Natwest today said it will pledge £5bn of funding to support small and medium-sized businesses across the UK amid disruption caused by the coronavirus outbreak.
The bank, which recently rebranded from RBS, said the cash injection will mark an extension of its existing growth funding package, which is designed to help companies that have been impacted by the virus either directly or through supply chain issues.
The funding will be used to provide loan repayment holidays of up to six months, as well as temporary emergency loans with no fees.
The bank will also grant overdrafts of extensions of existing overdraft limits, as well credit limits of up to £500,000 to support cashflow.
In addition, Natwest said its team of relationship managers across the UK will speak to business customers to offer help and support as they form plans to mitigate the impact of coronavirus.
“The ongoing uncertainty that the UK’s small and medium sized businesses are experiencing is unprecedented even by recent standards,” said Natwest chief executive Alison Rose.
“While many of our customers are yet to feel the direct impacts of coronavirus, I want Natwest to have the right support in place, so we are there to help our SME customers when they need us most.”
Natwest said it was continuing to work with the government, British Business Bank and UK Finance to discuss support for small businesses.
Mike Cherry, national chairman of the Federation of Small Business, said there was “a lot to welcome” in Natwest’s package.
“Ideally, we’ll have banks vying to provide the most comprehensive support for small firms in distress.
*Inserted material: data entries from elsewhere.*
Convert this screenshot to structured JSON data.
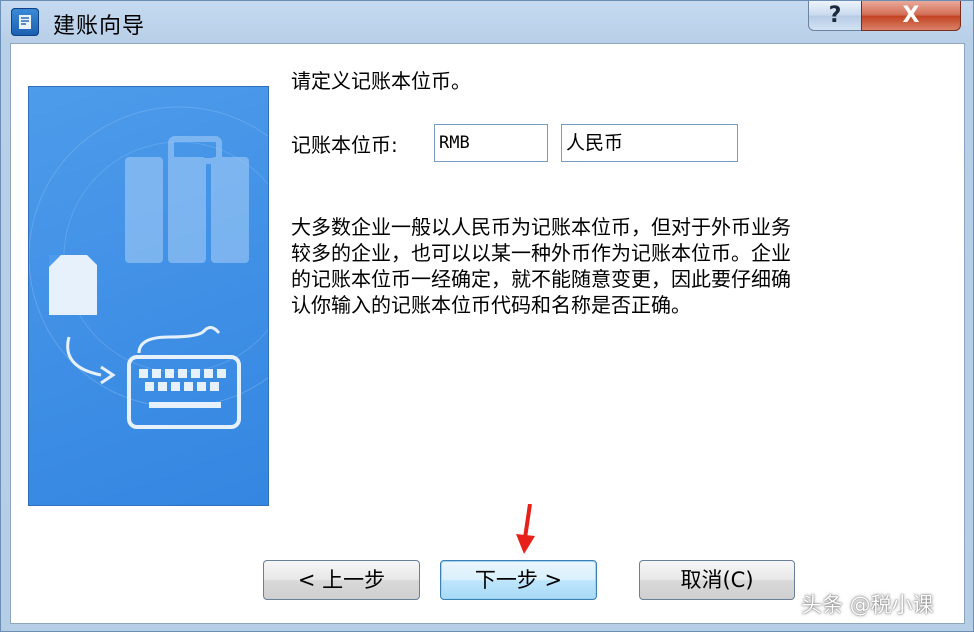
{
  "window": {
    "title": "建账向导",
    "help_label": "?",
    "close_label": "X"
  },
  "main": {
    "prompt": "请定义记账本位币。",
    "currency_label": "记账本位币:",
    "currency_code": "RMB",
    "currency_name": "人民币",
    "description": "大多数企业一般以人民币为记账本位币，但对于外币业务较多的企业，也可以以某一种外币作为记账本位币。企业的记账本位币一经确定，就不能随意变更，因此要仔细确认你输入的记账本位币代码和名称是否正确。"
  },
  "buttons": {
    "prev": "< 上一步",
    "next": "下一步 >",
    "cancel": "取消(C)"
  },
  "watermark": "头条 @税小课",
  "colors": {
    "panel_blue": "#3f8fe6",
    "annotation_arrow": "#e8201a"
  }
}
The proof will of course be in the response that small firms receive if they’re forced to ask a bank for help because of coronavirus-linked disruption,” he said.
Cherry warned that the sector had to avoid the “widespread mistreatment” of small firms in the wake of the 2008 financial crisis. “If the same mistakes are made again, trust in the banking sector could be lost forever,” he added.
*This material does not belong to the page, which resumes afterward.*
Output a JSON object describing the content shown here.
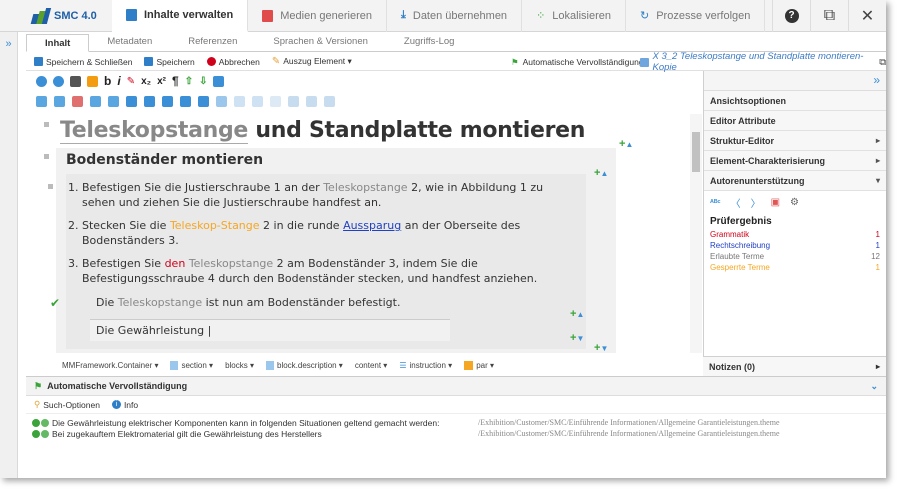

Natwest beat expectations to post a £4.2bn profit last year, but issued cautious guidance for 2020 amid low interest rates and upcoming regulatory charges.
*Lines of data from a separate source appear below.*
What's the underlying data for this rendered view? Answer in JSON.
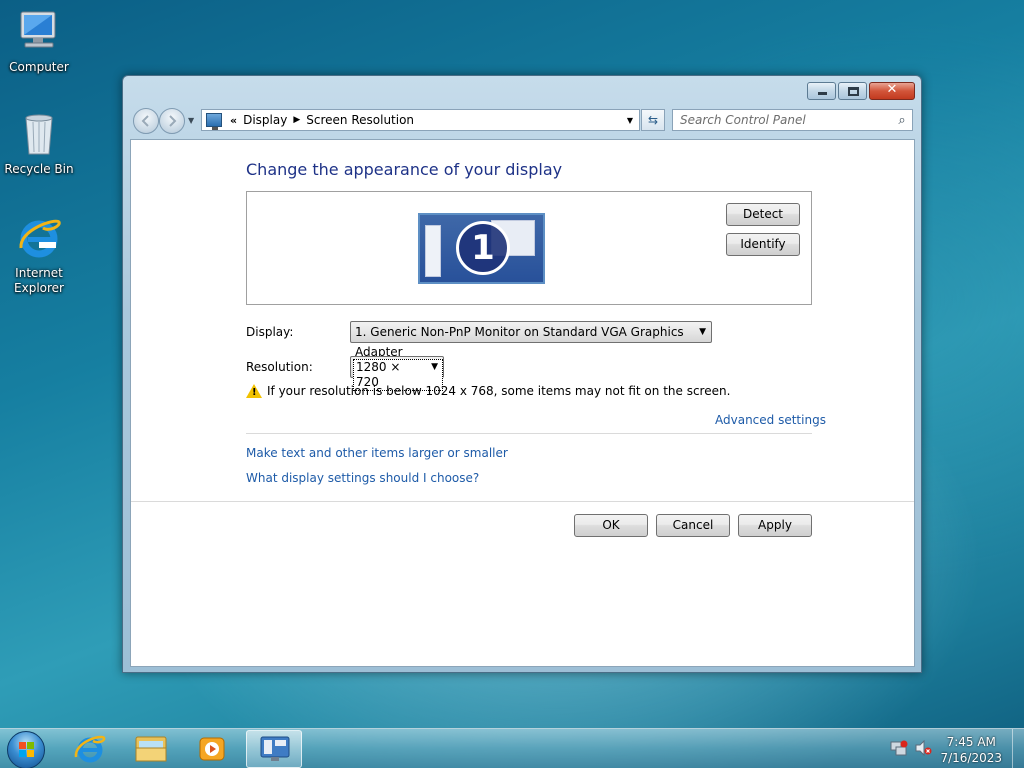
{
  "desktop": {
    "icons": [
      {
        "label": "Computer"
      },
      {
        "label": "Recycle Bin"
      },
      {
        "label": "Internet Explorer"
      }
    ]
  },
  "window": {
    "address": {
      "chevron": "«",
      "crumbs": [
        "Display",
        "Screen Resolution"
      ]
    },
    "search": {
      "placeholder": "Search Control Panel"
    },
    "heading": "Change the appearance of your display",
    "monitor_number": "1",
    "buttons": {
      "detect": "Detect",
      "identify": "Identify",
      "ok": "OK",
      "cancel": "Cancel",
      "apply": "Apply"
    },
    "display": {
      "label": "Display:",
      "value": "1. Generic Non-PnP Monitor on Standard VGA Graphics Adapter"
    },
    "resolution": {
      "label": "Resolution:",
      "value": "1280 × 720"
    },
    "warning": "If your resolution is below 1024 x 768, some items may not fit on the screen.",
    "links": {
      "advanced": "Advanced settings",
      "text_size": "Make text and other items larger or smaller",
      "help": "What display settings should I choose?"
    }
  },
  "taskbar": {
    "time": "7:45 AM",
    "date": "7/16/2023",
    "items": [
      "start-button",
      "internet-explorer",
      "windows-explorer",
      "media-player",
      "screen-resolution"
    ]
  },
  "colors": {
    "heading": "#1e3287",
    "link": "#1e5ba8",
    "close_button": "#c23a1f"
  }
}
Under new chief executive Rose the bank has laid out plans to find £250m in savings this year, while its major rebrand marks efforts to distance the taxpayer-owned lender from the financial crisis.